Sweet Potatoes

If you want to eat healthy, then add more sweet potatoes to your diet. This tuber has to be my personal favorite, because it is a very good source of complex carbohydrates, fiber, and antioxidant nutrients. Sweet potatoes are also a good source of beta-carotene, vitamin C, and anthocyanins. These chemicals decrease inflammation, improve blood flow, and destroy free radicals. Sweet potatoes are sweet tasting, but do not elevate blood sugar that rapidly, so I eat them regularly as one of my choice carbohydrate selections! I like to add cinnamon, nutmeg, or allspice to a sweet potato, and I serve it with a protein entree. It tastes like pumpkin pie. Have you ever had sweet potato pie? Fabulous! I recommend eating two to three servings of sweet potatoes every week.

Peaches

Peaches are one of my favorite fruits. They’re juicy and sweet, especially cold or served with a fruit salad or with yogurt. Peaches are another good source of vitamin C, carotenes, and soluble fiber. You should eat the skin especially, to get the fiber and nutrients. I eat at least one to two peaches per day when they are in season.

Sweet Bell Peppers

Eat healthy this summer, and include sweet bell peppers in your diet! This is my favorite summer vegetable, because it is sweet, versatile, and very good for you! Bell peppers are an excellent source of vitamin C, carotenoids, and fiber. I usually will eat them raw as part of a salad, but I also grill them on the barbeque with some olive oil and garlic. The color, texture, and sweet flavor add a great deal of value to any meal. Try to consume one to two sweet peppers every week.

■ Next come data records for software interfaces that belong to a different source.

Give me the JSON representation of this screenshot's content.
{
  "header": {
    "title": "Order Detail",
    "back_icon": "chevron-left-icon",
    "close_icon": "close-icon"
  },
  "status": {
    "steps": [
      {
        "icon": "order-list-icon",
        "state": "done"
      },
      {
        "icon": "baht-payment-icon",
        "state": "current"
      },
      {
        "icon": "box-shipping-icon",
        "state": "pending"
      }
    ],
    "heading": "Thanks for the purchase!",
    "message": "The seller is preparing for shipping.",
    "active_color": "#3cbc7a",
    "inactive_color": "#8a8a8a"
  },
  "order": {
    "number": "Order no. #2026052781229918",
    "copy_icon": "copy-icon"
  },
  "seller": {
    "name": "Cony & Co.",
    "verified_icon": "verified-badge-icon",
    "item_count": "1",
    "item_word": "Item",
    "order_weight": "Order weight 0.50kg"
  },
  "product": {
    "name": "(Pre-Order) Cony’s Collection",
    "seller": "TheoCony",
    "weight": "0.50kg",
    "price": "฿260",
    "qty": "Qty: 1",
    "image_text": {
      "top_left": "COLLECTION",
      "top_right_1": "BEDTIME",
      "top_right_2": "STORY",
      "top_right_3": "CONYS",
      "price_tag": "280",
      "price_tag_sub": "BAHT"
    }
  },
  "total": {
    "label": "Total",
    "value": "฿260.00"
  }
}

Source(s):
Watson, M., “Summer Fruits and Vegetables” About.com web site; http://localfoods.about.com/od/whatsinseason/a/SummerFruitVeg.htm, last accessed, June 18, 2013.
Bornsek, S.M., et al., “Bilberry and blueberry anthocyanins act as powerful intracellular antioxidants in mammalian cells,” Food Chem. October 15, 2012; 134(4): 1878-84.
“Vitamin C,” Office of Dietary Supplements web site; http://ods.od.nih.gov/factsheets/VitaminC-HealthProfessional/, last accessed June 18, 2013.